By Jared Chausow
By Katie Toth
By Elizabeth Flock
By Albert Samaha
By Anna Merlan
By Jon Campbell
By Jon Campbell
By Albert Samaha
"Buona sera, signora, sto cercando un appartamento, e si sai qualcuno con uno a affitare sarebbe un gran piacere," you would say. I thought it would be a good idea to look for an apartment in Italian since most people around here are Italian. People would always ask if I was Italian. I'd say no. I'm from Pennsylvania. I lived in Rome over a year because I was going to school.
What's on that video monitor? A close-up of a man's big tongue licking something? Daniel Bozhkov is licking a mound of salt. On the other monitor is another work: Queen Elizabeth II's Christmas Address to the People, 2001, Simultaneously Translated Into Colloquial Bulgarian.

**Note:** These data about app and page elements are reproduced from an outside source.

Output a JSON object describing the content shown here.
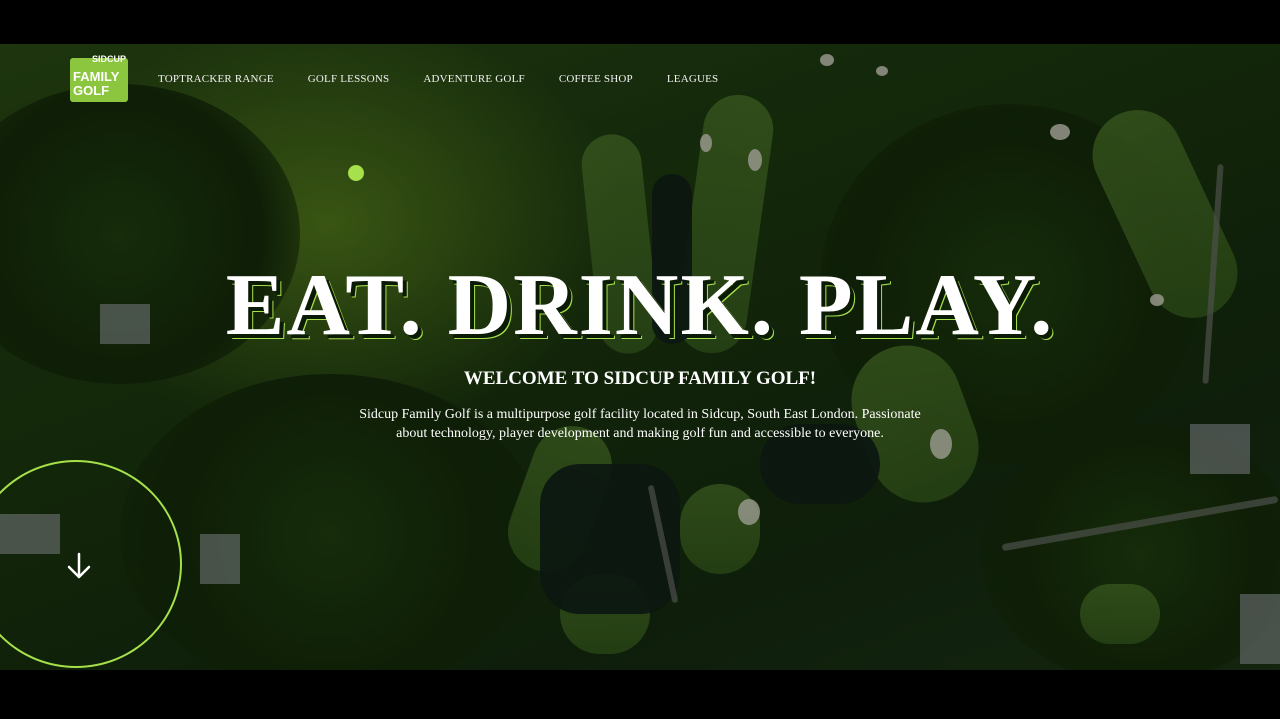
{
  "brand": {
    "logo_top": "SIDCUP",
    "logo_mid": "FAMILY",
    "logo_bot": "GOLF",
    "accent_color": "#a6e04a",
    "logo_bg": "#8cc63f"
  },
  "nav": {
    "items": [
      {
        "label": "TOPTRACKER RANGE"
      },
      {
        "label": "GOLF LESSONS"
      },
      {
        "label": "ADVENTURE GOLF"
      },
      {
        "label": "COFFEE SHOP"
      },
      {
        "label": "LEAGUES"
      }
    ]
  },
  "hero": {
    "headline": "EAT. DRINK. PLAY.",
    "subtitle": "WELCOME TO SIDCUP FAMILY GOLF!",
    "description": "Sidcup Family Golf is a multipurpose golf facility located in Sidcup, South East London. Passionate about technology, player development and making golf fun and accessible to everyone.",
    "scroll_icon": "arrow-down-icon"
  }
}
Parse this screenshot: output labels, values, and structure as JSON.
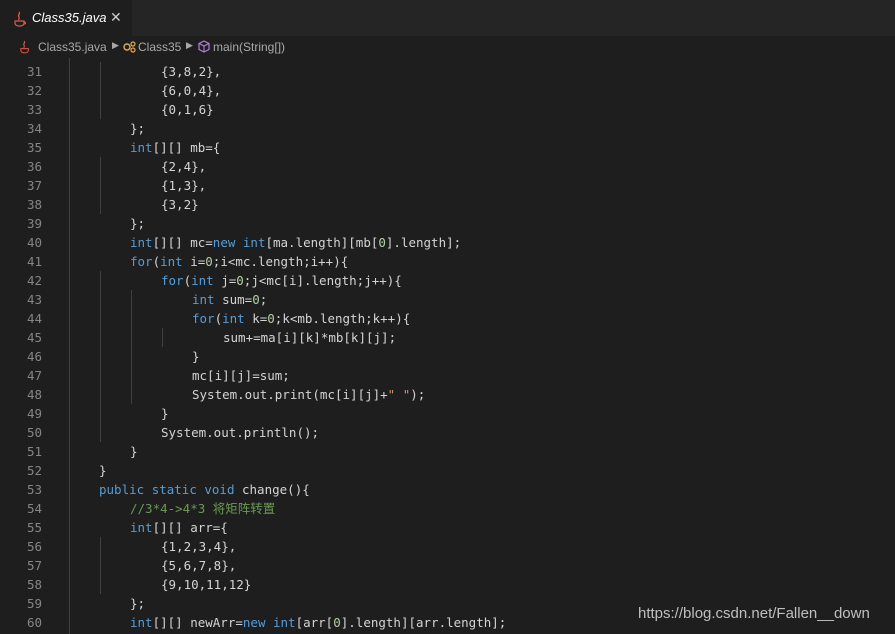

Your apartment is an art gallery every Sunday, well, at least the living room. Today's exhibit, "Sour Milk," has bright white walls, white plastic patio chairs, and three white yogurt cups. What's on that monitor? Bozhkov is facedown in a puddle of mud, so he's kind of eating his reflection. It's such a treat to be able to live with the work. [His phone rings.] Hey, Klaus, how are you? [The interview resumes.] That was an artist from Berlin. When I moved here and I'd invited friends over, everybody said, "Wow, this room gets really nice light." I decided to have a gallery. The name Parlour Projects, parlour derives from the French, meaning "to talk," a space where people retire after dinner. I'm trying to establish a dialogue . . .
Where did you get the light strings on the ceiling? Target. I just ran them into an outlet with an extension cord, nothing fancy. I wanted to create a place for watching the videos that is a little outside of time.
This is such a visually advanced room but if you look out the window you can see women in house slippers discussing arthritis. I knew somebody who lived in this neighborhood for a while and they, well, actually it was me, and they, me, didn't know how to cook or they, me, didn't want to so they ate at Cono Pizzeria every night. That's a lot of cheese. Does your landlord care that you have a gallery here? It doesn't particularly bother him, I think. He has a butcher shop. I've had about 16 exhibitions since January 2000. The first was just two identical paintings by Anoka Faruqee. Each one had about 17,000 interlocking asterisks. Then Karin Campbellshe was in the Whitney Biennialhad an exhibit here. She would kneel, watching for people coming in the space. When they'd come in, she'd run in the closet and hide. People would say, "What's the noise?" I would say, "Karin ran into the closet." People would end up talking to her through the closed door. They would ask her lots of questionsdid she have a light on inside. She'd say, "I'm not going to come out if people are in the room." When people would talk to each other, she'd get angry and bang on the door. People would try and break in and she'd slam the door. There was one guy who got his head shut in the door. The only thing she had in there was a blue blanket. She'd often be in the closet for hours on a Sunday. [Dean has a friend Tom in the kitchen who yells: "I remember she had to go to the bathroom. People said, 'We'll leave.' She said, 'I don't believe you.' "] Then Inhwan Oh did a piece called Things of Friendship. He went through my house, looking in the medicine cabinet, in drawers. Anything he found that matched something at his house, he'd set asideElmer's wood glue, a gay travel guide, some Wisk. At the end, there were 25, 30 objects in common. He set up the objects in two piles, almost like mirror images. The artists tend to take advantage of the fact that this is a domestic space. [Tom in the kitchen comes out and says: "I'm going to go now."]
You were so quiet back there. [Tom] I was writing down everything you were saying. The meta-interview.